Nintendo is slowly getting better at giving their fans what they want, as evidenced by their official reveal of Star Fox Zero just a few days ago. Fans have been begging for years for a proper sequel to the series, one that doesn’t feature dinosaurs and bo staffs and that isn’t just a remake of the N64 classic. So to start things off properly: thank you, Nintendo. It’s been too long.
Finally getting my hands on Star Fox Zero was a dream come true, but the nostalgia may have blinded me just a bit more than I initially realized. The demo I was given jumped right into Corneria, reintroducing an old favorite in brand new HD paint. While the controls seemed simple at first, it quickly became apparent that hairier moments weren’t quite so easy to escape unscathed.
The worst offender was the aiming reticule, which constantly needed re-calibrated and could never stay on the screen for long stretches of combat. You could look down at the screen on the controller and get a cockpit view of the battle for more precise aiming, but you lose a big chunk of the screen when you do so, making you more susceptible to bumping into the environment or unseen enemies.
Ground-based mechs are available from the beginning as well, and fiddling with the buttons early on had me stuck marching on the ground headlong into a group of baddies. I’ll chalk that one up to a beginner’s mistake, but if there’s one lesson to learn from my experience, it’s that you should always play the tutorial first.
Eventually I picked up the nuances of the new control scheme, and Star Fox Zero was an absolute blast from the past. Watching Fox’s Arwing gracefully cut through the sky brought back some great childhood memories, and constantly getting those bogies off of Slippy’s useless tail felt great. However, the second half of the demo, which opened up into a free rang dogfight, was a bit more of a pain to figure out.
Once again, the controls grew frustrating, especially when trying to circle an object while making precise shots.
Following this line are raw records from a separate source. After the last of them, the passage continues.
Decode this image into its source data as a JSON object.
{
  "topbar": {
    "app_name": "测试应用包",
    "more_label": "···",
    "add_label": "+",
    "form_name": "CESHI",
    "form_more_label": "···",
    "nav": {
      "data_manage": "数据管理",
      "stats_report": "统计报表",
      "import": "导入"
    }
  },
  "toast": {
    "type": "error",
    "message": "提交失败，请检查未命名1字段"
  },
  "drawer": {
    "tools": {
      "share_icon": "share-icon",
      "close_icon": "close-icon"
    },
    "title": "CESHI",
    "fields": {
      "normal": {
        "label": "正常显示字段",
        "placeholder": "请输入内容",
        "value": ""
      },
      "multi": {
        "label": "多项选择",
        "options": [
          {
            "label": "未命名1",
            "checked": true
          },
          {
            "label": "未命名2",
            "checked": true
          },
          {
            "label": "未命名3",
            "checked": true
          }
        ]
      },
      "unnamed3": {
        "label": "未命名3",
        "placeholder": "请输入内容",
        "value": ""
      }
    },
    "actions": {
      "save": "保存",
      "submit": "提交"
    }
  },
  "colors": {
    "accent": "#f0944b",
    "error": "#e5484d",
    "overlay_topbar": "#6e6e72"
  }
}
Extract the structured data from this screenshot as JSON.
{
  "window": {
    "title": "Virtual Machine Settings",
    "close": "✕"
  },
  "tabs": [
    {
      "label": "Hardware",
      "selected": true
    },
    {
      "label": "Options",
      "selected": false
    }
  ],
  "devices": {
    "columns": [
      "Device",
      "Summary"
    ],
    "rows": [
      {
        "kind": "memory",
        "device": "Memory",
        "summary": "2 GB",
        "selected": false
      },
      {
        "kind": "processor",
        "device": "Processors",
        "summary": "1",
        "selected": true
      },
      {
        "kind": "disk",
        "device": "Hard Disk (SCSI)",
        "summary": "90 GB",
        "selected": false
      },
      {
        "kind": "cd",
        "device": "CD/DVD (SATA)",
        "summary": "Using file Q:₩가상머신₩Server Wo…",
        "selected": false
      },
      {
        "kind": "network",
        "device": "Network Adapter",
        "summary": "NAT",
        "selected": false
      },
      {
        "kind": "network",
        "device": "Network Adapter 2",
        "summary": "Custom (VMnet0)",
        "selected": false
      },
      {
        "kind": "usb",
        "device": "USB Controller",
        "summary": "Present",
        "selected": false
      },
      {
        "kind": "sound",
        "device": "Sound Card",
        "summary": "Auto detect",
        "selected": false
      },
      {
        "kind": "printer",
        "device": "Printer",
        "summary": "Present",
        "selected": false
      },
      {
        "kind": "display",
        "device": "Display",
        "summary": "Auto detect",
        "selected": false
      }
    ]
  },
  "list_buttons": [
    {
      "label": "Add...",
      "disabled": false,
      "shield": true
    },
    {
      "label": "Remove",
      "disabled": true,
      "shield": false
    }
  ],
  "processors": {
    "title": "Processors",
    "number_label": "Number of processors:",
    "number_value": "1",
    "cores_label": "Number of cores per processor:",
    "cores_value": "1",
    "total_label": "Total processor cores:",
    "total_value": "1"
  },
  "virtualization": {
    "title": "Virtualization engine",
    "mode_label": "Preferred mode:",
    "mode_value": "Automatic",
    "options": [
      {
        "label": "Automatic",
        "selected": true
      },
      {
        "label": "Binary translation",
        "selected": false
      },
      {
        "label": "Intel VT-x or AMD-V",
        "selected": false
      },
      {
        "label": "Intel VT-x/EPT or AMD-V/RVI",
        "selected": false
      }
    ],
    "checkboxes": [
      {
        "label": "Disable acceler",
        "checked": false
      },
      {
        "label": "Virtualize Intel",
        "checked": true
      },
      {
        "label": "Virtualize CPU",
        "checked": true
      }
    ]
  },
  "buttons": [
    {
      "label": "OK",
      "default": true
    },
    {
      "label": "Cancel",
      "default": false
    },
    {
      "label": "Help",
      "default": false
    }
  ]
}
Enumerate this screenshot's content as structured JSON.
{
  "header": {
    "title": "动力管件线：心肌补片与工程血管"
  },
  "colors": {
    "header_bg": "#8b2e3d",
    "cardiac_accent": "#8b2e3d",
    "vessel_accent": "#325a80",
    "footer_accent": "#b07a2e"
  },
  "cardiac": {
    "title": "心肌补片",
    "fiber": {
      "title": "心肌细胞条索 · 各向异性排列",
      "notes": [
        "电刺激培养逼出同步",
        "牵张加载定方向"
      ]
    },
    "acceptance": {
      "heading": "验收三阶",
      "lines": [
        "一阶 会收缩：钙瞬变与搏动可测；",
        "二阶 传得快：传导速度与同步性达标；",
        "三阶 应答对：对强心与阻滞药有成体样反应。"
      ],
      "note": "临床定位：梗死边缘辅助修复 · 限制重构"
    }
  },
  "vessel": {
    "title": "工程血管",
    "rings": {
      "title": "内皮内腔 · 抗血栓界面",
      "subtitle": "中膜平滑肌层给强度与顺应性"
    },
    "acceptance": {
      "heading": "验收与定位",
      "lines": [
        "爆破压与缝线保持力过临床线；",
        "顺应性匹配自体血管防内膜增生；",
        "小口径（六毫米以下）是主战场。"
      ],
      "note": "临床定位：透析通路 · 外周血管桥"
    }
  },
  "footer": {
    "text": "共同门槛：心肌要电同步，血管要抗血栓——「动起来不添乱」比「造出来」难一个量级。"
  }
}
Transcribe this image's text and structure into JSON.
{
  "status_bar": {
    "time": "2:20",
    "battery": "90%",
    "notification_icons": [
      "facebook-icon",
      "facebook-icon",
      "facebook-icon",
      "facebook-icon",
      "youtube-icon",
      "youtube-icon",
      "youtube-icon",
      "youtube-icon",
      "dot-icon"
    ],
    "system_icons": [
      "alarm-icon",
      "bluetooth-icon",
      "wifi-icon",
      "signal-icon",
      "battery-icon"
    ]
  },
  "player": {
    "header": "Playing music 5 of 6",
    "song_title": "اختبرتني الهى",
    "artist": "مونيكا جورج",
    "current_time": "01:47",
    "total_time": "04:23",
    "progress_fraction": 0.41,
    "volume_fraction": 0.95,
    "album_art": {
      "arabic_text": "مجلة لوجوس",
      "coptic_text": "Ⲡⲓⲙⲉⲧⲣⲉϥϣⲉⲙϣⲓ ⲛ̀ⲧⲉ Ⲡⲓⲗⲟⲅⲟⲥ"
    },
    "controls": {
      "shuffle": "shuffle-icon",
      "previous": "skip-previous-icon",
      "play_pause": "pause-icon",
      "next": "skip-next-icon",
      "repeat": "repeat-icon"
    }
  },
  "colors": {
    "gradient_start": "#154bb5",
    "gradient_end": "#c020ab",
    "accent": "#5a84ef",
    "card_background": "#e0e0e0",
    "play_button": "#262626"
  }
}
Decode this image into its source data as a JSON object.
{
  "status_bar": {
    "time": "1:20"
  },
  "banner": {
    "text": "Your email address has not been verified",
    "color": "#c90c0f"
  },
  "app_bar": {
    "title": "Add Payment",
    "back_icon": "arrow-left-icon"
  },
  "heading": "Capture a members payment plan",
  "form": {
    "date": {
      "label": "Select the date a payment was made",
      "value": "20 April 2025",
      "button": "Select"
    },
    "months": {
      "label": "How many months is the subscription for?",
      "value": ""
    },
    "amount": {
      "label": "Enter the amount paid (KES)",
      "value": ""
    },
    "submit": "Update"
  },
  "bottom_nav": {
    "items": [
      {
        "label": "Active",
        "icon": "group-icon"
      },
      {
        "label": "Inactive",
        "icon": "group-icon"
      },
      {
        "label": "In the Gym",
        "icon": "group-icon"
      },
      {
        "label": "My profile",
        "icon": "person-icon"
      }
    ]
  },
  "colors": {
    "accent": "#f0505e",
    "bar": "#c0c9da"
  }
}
The undisciplined aiming reticle caused more than a few issues once again, as did the imprecise controls for pulling a 180 maneuver.
The free-for-all eventually turned into a short boss battle that ended with a short segment in the ground mech. Surprisingly, that version of the Arwing handled pretty well, utilizing gyroscopic aiming rather than using the sticks. The aiming was quite precise and a blast to use, redeeming the demo and leaving me with an overall positive impression.
Despite all of my control issues, I still had a great time with Star Fox Zero. It’s hard not to be excited about a title I’ve waited so long for, but it was still worrying to see that the controls still needed a bit of polish before launch. However, with just a few tweaks, this could be the next entry in the series we’ve all been waiting.
Of course, this could also be chalked up to me not playing the tutorial, but based on the reticles tendency to disappear every minute or so, I’m not entirely sure. Either way, be ready for quite the trip down memory lane once Star Fox Zero hits shelves sometime in Q4 this year!